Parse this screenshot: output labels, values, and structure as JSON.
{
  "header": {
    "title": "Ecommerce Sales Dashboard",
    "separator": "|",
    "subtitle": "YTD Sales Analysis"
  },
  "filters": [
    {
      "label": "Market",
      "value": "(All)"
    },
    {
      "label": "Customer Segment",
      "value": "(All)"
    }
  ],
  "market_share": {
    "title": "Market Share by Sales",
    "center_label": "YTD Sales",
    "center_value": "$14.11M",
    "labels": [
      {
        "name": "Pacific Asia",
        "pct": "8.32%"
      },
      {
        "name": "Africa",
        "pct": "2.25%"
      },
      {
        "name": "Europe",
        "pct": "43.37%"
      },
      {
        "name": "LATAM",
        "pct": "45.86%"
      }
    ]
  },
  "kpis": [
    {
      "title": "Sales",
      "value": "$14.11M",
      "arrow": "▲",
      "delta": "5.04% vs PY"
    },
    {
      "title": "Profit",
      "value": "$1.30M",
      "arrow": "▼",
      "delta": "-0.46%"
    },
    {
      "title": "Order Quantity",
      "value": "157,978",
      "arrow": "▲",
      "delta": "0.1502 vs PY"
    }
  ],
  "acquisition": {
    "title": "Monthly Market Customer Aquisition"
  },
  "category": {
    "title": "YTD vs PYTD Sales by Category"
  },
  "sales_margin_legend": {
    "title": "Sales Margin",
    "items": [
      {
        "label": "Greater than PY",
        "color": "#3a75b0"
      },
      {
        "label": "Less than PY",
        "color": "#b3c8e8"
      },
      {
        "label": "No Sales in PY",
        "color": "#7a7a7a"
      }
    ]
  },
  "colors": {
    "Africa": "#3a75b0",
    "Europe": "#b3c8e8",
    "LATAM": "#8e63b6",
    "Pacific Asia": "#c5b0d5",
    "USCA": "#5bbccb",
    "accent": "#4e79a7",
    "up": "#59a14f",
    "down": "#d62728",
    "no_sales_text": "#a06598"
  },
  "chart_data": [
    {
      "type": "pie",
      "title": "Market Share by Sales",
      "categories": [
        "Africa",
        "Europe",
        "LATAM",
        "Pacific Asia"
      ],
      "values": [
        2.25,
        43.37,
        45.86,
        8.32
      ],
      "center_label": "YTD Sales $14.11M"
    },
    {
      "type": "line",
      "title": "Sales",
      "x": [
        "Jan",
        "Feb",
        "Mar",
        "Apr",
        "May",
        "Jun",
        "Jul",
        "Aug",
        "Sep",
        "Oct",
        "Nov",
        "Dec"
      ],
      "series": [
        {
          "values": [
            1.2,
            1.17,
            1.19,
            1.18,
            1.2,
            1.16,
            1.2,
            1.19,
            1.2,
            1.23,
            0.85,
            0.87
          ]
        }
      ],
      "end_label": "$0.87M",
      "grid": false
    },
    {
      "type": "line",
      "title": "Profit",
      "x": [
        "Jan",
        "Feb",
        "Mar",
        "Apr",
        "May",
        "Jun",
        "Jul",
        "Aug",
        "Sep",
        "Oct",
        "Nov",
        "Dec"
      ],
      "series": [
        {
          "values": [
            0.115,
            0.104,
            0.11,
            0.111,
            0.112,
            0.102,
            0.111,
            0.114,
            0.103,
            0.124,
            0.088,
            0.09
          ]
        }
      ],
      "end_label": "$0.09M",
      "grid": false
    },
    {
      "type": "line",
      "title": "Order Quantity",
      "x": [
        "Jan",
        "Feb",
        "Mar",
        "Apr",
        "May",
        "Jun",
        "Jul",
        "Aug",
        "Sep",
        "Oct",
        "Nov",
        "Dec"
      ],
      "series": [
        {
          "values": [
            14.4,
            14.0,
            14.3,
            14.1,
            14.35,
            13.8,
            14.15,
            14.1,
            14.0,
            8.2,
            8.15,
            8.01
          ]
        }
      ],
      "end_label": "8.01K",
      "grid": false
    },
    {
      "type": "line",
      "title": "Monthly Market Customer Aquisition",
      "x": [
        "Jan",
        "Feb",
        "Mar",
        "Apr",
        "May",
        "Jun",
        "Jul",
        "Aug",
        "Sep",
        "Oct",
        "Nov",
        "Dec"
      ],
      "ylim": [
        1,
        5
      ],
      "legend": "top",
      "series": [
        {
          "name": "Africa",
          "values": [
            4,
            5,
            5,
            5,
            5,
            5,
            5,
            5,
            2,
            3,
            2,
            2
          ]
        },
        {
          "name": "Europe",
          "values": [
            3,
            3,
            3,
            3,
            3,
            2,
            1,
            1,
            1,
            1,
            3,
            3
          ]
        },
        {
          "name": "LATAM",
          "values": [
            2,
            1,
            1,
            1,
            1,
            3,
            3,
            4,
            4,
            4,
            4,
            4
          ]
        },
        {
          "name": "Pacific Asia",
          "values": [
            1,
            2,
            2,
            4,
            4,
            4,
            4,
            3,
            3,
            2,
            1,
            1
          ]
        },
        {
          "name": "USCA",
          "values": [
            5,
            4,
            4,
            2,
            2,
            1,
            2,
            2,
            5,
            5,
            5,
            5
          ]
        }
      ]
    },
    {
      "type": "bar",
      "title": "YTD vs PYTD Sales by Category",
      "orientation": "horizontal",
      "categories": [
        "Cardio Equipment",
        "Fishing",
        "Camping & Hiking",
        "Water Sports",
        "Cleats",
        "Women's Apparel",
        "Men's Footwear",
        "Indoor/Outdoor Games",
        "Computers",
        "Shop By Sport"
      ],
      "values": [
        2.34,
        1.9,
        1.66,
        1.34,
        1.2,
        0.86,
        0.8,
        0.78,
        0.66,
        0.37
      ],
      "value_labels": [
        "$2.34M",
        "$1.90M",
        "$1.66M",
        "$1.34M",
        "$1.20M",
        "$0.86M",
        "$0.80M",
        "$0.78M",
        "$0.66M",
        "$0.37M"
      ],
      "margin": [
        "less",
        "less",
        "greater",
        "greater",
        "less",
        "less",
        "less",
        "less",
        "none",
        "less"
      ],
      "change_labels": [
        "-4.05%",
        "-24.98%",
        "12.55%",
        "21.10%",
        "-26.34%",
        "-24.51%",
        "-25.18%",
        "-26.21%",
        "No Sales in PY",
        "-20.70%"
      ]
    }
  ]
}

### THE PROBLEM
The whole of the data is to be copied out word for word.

### OUTPUT
Parse this screenshot: output labels, values, and structure as JSON.
{
  "header": {
    "title": "Ecommerce Sales Dashboard",
    "separator": "|",
    "subtitle": "YTD Sales Analysis"
  },
  "filters": [
    {
      "label": "Market",
      "value": "(All)"
    },
    {
      "label": "Customer Segment",
      "value": "(All)"
    }
  ],
  "market_share": {
    "title": "Market Share by Sales",
    "center_label": "YTD Sales",
    "center_value": "$14.11M",
    "labels": [
      {
        "name": "Pacific Asia",
        "pct": "8.32%"
      },
      {
        "name": "Africa",
        "pct": "2.25%"
      },
      {
        "name": "Europe",
        "pct": "43.37%"
      },
      {
        "name": "LATAM",
        "pct": "45.86%"
      }
    ]
  },
  "kpis": [
    {
      "title": "Sales",
      "value": "$14.11M",
      "arrow": "▲",
      "delta": "5.04% vs PY"
    },
    {
      "title": "Profit",
      "value": "$1.30M",
      "arrow": "▼",
      "delta": "-0.46%"
    },
    {
      "title": "Order Quantity",
      "value": "157,978",
      "arrow": "▲",
      "delta": "0.1502 vs PY"
    }
  ],
  "acquisition": {
    "title": "Monthly Market Customer Aquisition"
  },
  "category": {
    "title": "YTD vs PYTD Sales by Category"
  },
  "sales_margin_legend": {
    "title": "Sales Margin",
    "items": [
      {
        "label": "Greater than PY",
        "color": "#3a75b0"
      },
      {
        "label": "Less than PY",
        "color": "#b3c8e8"
      },
      {
        "label": "No Sales in PY",
        "color": "#7a7a7a"
      }
    ]
  },
  "colors": {
    "Africa": "#3a75b0",
    "Europe": "#b3c8e8",
    "LATAM": "#8e63b6",
    "Pacific Asia": "#c5b0d5",
    "USCA": "#5bbccb",
    "accent": "#4e79a7",
    "up": "#59a14f",
    "down": "#d62728",
    "no_sales_text": "#a06598"
  },
  "chart_data": [
    {
      "type": "pie",
      "title": "Market Share by Sales",
      "categories": [
        "Africa",
        "Europe",
        "LATAM",
        "Pacific Asia"
      ],
      "values": [
        2.25,
        43.37,
        45.86,
        8.32
      ],
      "center_label": "YTD Sales $14.11M"
    },
    {
      "type": "line",
      "title": "Sales",
      "x": [
        "Jan",
        "Feb",
        "Mar",
        "Apr",
        "May",
        "Jun",
        "Jul",
        "Aug",
        "Sep",
        "Oct",
        "Nov",
        "Dec"
      ],
      "series": [
        {
          "values": [
            1.2,
            1.17,
            1.19,
            1.18,
            1.2,
            1.16,
            1.2,
            1.19,
            1.2,
            1.23,
            0.85,
            0.87
          ]
        }
      ],
      "end_label": "$0.87M",
      "grid": false
    },
    {
      "type": "line",
      "title": "Profit",
      "x": [
        "Jan",
        "Feb",
        "Mar",
        "Apr",
        "May",
        "Jun",
        "Jul",
        "Aug",
        "Sep",
        "Oct",
        "Nov",
        "Dec"
      ],
      "series": [
        {
          "values": [
            0.115,
            0.104,
            0.11,
            0.111,
            0.112,
            0.102,
            0.111,
            0.114,
            0.103,
            0.124,
            0.088,
            0.09
          ]
        }
      ],
      "end_label": "$0.09M",
      "grid": false
    },
    {
      "type": "line",
      "title": "Order Quantity",
      "x": [
        "Jan",
        "Feb",
        "Mar",
        "Apr",
        "May",
        "Jun",
        "Jul",
        "Aug",
        "Sep",
        "Oct",
        "Nov",
        "Dec"
      ],
      "series": [
        {
          "values": [
            14.4,
            14.0,
            14.3,
            14.1,
            14.35,
            13.8,
            14.15,
            14.1,
            14.0,
            8.2,
            8.15,
            8.01
          ]
        }
      ],
      "end_label": "8.01K",
      "grid": false
    },
    {
      "type": "line",
      "title": "Monthly Market Customer Aquisition",
      "x": [
        "Jan",
        "Feb",
        "Mar",
        "Apr",
        "May",
        "Jun",
        "Jul",
        "Aug",
        "Sep",
        "Oct",
        "Nov",
        "Dec"
      ],
      "ylim": [
        1,
        5
      ],
      "legend": "top",
      "series": [
        {
          "name": "Africa",
          "values": [
            4,
            5,
            5,
            5,
            5,
            5,
            5,
            5,
            2,
            3,
            2,
            2
          ]
        },
        {
          "name": "Europe",
          "values": [
            3,
            3,
            3,
            3,
            3,
            2,
            1,
            1,
            1,
            1,
            3,
            3
          ]
        },
        {
          "name": "LATAM",
          "values": [
            2,
            1,
            1,
            1,
            1,
            3,
            3,
            4,
            4,
            4,
            4,
            4
          ]
        },
        {
          "name": "Pacific Asia",
          "values": [
            1,
            2,
            2,
            4,
            4,
            4,
            4,
            3,
            3,
            2,
            1,
            1
          ]
        },
        {
          "name": "USCA",
          "values": [
            5,
            4,
            4,
            2,
            2,
            1,
            2,
            2,
            5,
            5,
            5,
            5
          ]
        }
      ]
    },
    {
      "type": "bar",
      "title": "YTD vs PYTD Sales by Category",
      "orientation": "horizontal",
      "categories": [
        "Cardio Equipment",
        "Fishing",
        "Camping & Hiking",
        "Water Sports",
        "Cleats",
        "Women's Apparel",
        "Men's Footwear",
        "Indoor/Outdoor Games",
        "Computers",
        "Shop By Sport"
      ],
      "values": [
        2.34,
        1.9,
        1.66,
        1.34,
        1.2,
        0.86,
        0.8,
        0.78,
        0.66,
        0.37
      ],
      "value_labels": [
        "$2.34M",
        "$1.90M",
        "$1.66M",
        "$1.34M",
        "$1.20M",
        "$0.86M",
        "$0.80M",
        "$0.78M",
        "$0.66M",
        "$0.37M"
      ],
      "margin": [
        "less",
        "less",
        "greater",
        "greater",
        "less",
        "less",
        "less",
        "less",
        "none",
        "less"
      ],
      "change_labels": [
        "-4.05%",
        "-24.98%",
        "12.55%",
        "21.10%",
        "-26.34%",
        "-24.51%",
        "-25.18%",
        "-26.21%",
        "No Sales in PY",
        "-20.70%"
      ]
    }
  ]
}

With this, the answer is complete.